= SUPPLIED DATA =
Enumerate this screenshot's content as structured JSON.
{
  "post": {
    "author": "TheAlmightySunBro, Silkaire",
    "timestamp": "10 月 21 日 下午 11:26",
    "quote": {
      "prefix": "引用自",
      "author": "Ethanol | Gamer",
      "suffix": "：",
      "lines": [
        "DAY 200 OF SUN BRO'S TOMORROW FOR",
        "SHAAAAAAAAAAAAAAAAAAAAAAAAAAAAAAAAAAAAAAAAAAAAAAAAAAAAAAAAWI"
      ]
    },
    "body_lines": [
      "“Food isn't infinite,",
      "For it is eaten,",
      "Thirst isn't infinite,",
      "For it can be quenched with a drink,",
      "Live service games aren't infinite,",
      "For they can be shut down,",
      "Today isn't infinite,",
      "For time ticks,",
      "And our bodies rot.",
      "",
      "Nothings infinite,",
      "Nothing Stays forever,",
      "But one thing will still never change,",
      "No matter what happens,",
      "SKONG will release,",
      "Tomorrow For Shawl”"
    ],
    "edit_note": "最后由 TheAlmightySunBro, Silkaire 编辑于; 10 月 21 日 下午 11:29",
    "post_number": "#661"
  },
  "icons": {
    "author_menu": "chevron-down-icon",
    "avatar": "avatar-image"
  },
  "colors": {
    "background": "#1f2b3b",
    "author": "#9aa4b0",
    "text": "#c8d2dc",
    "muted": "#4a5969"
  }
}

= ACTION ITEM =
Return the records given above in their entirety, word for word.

= RESPONSE =
Enumerate this screenshot's content as structured JSON.
{
  "post": {
    "author": "TheAlmightySunBro, Silkaire",
    "timestamp": "10 月 21 日 下午 11:26",
    "quote": {
      "prefix": "引用自",
      "author": "Ethanol | Gamer",
      "suffix": "：",
      "lines": [
        "DAY 200 OF SUN BRO'S TOMORROW FOR",
        "SHAAAAAAAAAAAAAAAAAAAAAAAAAAAAAAAAAAAAAAAAAAAAAAAAAAAAAAAAWI"
      ]
    },
    "body_lines": [
      "“Food isn't infinite,",
      "For it is eaten,",
      "Thirst isn't infinite,",
      "For it can be quenched with a drink,",
      "Live service games aren't infinite,",
      "For they can be shut down,",
      "Today isn't infinite,",
      "For time ticks,",
      "And our bodies rot.",
      "",
      "Nothings infinite,",
      "Nothing Stays forever,",
      "But one thing will still never change,",
      "No matter what happens,",
      "SKONG will release,",
      "Tomorrow For Shawl”"
    ],
    "edit_note": "最后由 TheAlmightySunBro, Silkaire 编辑于; 10 月 21 日 下午 11:29",
    "post_number": "#661"
  },
  "icons": {
    "author_menu": "chevron-down-icon",
    "avatar": "avatar-image"
  },
  "colors": {
    "background": "#1f2b3b",
    "author": "#9aa4b0",
    "text": "#c8d2dc",
    "muted": "#4a5969"
  }
}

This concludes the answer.